Hypothosis- do fresh eggs from spoiled, free-range chickens taste better and can it be cost effective, while living in a suburban environment and using easily available support products.
Facts gathered- 1. Taste is subjective. The color of the yolk is definitely deeper and brighter and generally, the participants thought the eggs tasted a bit better. We do not possess the equipment to test for actual vitamin and food values so there is no attempt to prove that the eggs are actually "better" in that area.
2- Cost- Cage and pen materials $250, Dr. visit $400, cost of chicks $21, Costs of hay and bedding material $50, feeding equipment $100, food $240 ($10 mo.) Total - $1061.
We used PVC pipe, wire, chicken wire, bird cloth, steel posts and a manufactured shade tent. We recycled some equipment and lawn furniture for the roosts and nest boxes. The birds mostly ate wild bird seed mix and free range grass/bugs/down fruit/most of my garden. Medical expenses could be avoided by simply eating the sick chicken, but it was part of the learning experience to try to heal the poor thing.
Actual egg production- I didn't count every egg, so the number is an estimate based on the average number of eggs layed during their laying life in the experiment. There are periods of time when chickens do not lay- youth, brooding, moulting. One started laying at 5 months old, one at 9 mo. one at 7 mo. One layed no eggs while broody for 3 months, one layed no eggs while moulting 3 mo., one was an inconsistent layer.

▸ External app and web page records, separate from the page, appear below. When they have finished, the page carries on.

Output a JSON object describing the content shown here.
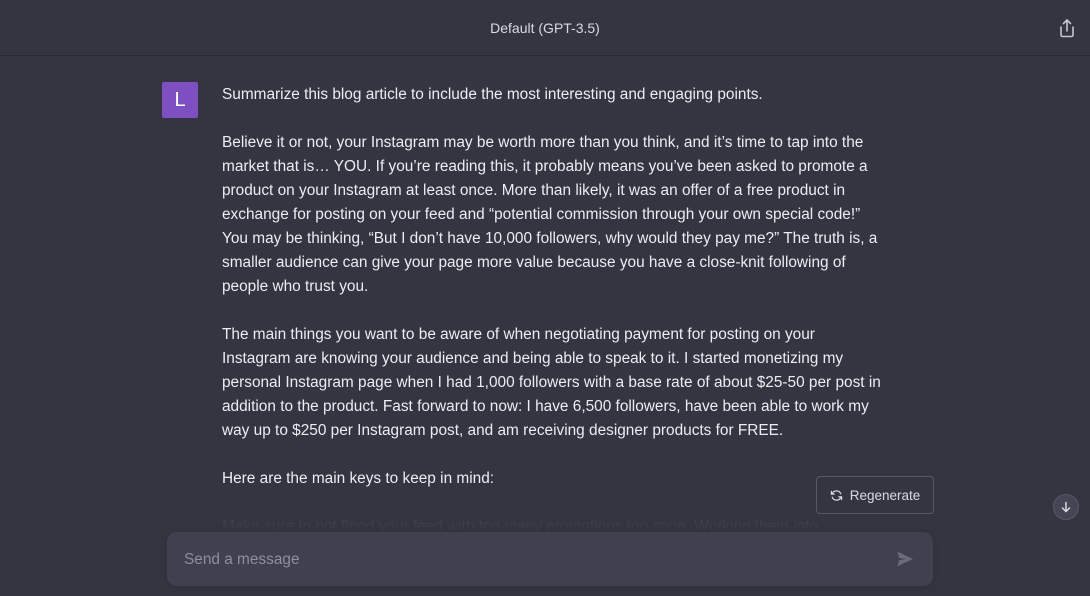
{
  "header": {
    "title": "Default (GPT-3.5)",
    "share_icon": "share-icon"
  },
  "message": {
    "avatar_letter": "L",
    "avatar_color": "#7e4fc0",
    "paragraphs": [
      "Summarize this blog article to include the most interesting and engaging points.",
      "Believe it or not, your Instagram may be worth more than you think, and it’s time to tap into the market that is… YOU. If you’re reading this, it probably means you’ve been asked to promote a product on your Instagram at least once. More than likely, it was an offer of a free product in exchange for posting on your feed and “potential commission through your own special code!”  You may be thinking, “But I don’t have 10,000 followers, why would they pay me?” The truth is, a smaller audience can give your page more value because you have a close-knit following of people who trust you.",
      "The main things you want to be aware of when negotiating payment for posting on your Instagram are knowing your audience and being able to speak to it. I started monetizing my personal Instagram page when I had 1,000 followers with a base rate of about $25-50 per post in addition to the product. Fast forward to now: I have 6,500 followers, have been able to work my way up to $250 per Instagram post, and am receiving designer products for FREE.",
      "Here are the main keys to keep in mind:",
      "Make sure to not flood your feed with too many promotions too soon. Working them into"
    ]
  },
  "actions": {
    "regenerate_label": "Regenerate",
    "regenerate_icon": "refresh-icon",
    "scroll_icon": "arrow-down-icon"
  },
  "composer": {
    "placeholder": "Send a message",
    "send_icon": "send-icon"
  }
}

Bieging- 60 eggs Q- 320 C- 200 Total- 580 eggs.
Apprx $1.83 per egg.
The experiment ended last night with about 3 pounds of prepared meat and a large bag of feathers.
Conclusion- chickens are very fun pets, lay tasty eggs that cost a fortune, make a mess everywhere, and get up very early. I prefer them to dogs or cats, but do not want to continue the experiment any further.